Health and social care secretary Matt Hancock has promised to improve working conditions for NHS staff, with better training and more help with career progression.
NHS leaders have pledged that “respect, equality and diversity” will be at the heart of a major new workforce plan for the health service in England, which is set to be published later this year.
A 25% rise in placement spaces is to be funded as part of a drive to help fill nursing undergraduate spots, health service leaders in England have announced under their new 10-year plan for the NHS.
NHS leaders have said they “expect” to increase investment in continuing professional development over the next five years, as part of efforts to retain nurses and other current health service staff.
NHS leaders have promised a “step change” in the recruitment of international nurses in order to try and bridge domestic shortfalls, as part of their new long-term plan for the health service in England.
A “comprehensive” NHS workforce implementation plan will be published later this year, NHS England has confirmed today in its new long-term plan for the health service.
Investment in primary, community and mental health care will grow faster than the rest of the overall NHS budget, NHS England has pledged as part of its new plan for the health service.
Problem drinkers and smokers who end up in hospital will be helped by dedicated new services, as part of the new NHS long-term plan, according to those behind the strategy.
More neonatal nurses will be brought into the NHS under a new maternity shake-up announced by the government.
National funding for children’s hospices is to rise by as much as £25m a year, NHS England has announced today.
The much-anticipated plan for the long term future of the NHS has been delayed until next year, Nursing Times understands.
Theresa May today pledged to cut “needless” admissions and help inpatients return home sooner – through community-based rapid response teams and dedicated support for care home residents.
Philip Hammond announced plans to create a new mental health crisis service and also pledged a funding boost for social care services in his autumn budget speech this afternoon.
More opportunities for flexible working and career development will be among key measures to feature in a new 10‐year plan for the NHS that will “reset the deal between the NHS and its staff”, according to prime minister Theresa May.

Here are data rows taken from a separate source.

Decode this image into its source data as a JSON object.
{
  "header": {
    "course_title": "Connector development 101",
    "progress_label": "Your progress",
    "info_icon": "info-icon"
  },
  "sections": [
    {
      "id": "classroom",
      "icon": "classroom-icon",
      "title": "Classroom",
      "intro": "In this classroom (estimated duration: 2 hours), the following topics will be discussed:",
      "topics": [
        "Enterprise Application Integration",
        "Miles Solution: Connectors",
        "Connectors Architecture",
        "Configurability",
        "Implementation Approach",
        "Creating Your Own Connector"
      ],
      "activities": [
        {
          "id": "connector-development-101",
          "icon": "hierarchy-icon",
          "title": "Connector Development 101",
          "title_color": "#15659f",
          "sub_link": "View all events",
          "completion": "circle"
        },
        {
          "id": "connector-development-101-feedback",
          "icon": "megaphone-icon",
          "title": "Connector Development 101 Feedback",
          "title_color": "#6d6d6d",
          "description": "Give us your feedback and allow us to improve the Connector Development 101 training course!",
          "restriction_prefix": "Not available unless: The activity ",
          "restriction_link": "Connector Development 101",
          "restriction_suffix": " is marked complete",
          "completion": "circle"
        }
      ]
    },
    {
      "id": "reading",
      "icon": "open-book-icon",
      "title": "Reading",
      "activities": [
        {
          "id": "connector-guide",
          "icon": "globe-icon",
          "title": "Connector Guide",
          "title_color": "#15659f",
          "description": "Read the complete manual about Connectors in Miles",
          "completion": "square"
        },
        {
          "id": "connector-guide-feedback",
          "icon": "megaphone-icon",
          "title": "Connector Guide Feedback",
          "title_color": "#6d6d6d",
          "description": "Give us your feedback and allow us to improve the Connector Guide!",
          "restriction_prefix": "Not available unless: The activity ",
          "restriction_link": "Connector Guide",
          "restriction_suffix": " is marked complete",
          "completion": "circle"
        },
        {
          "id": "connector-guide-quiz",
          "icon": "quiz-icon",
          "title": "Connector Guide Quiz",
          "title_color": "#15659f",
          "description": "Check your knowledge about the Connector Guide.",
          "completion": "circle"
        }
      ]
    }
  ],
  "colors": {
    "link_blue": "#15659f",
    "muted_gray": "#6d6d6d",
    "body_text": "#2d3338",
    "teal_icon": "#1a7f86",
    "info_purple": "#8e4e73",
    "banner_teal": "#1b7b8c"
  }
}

Unions representing nursing and midwifery have welcomed the announcement of a rise in funding for the NHS, but have questioned whether it will be sufficient to keep pace with demand on services.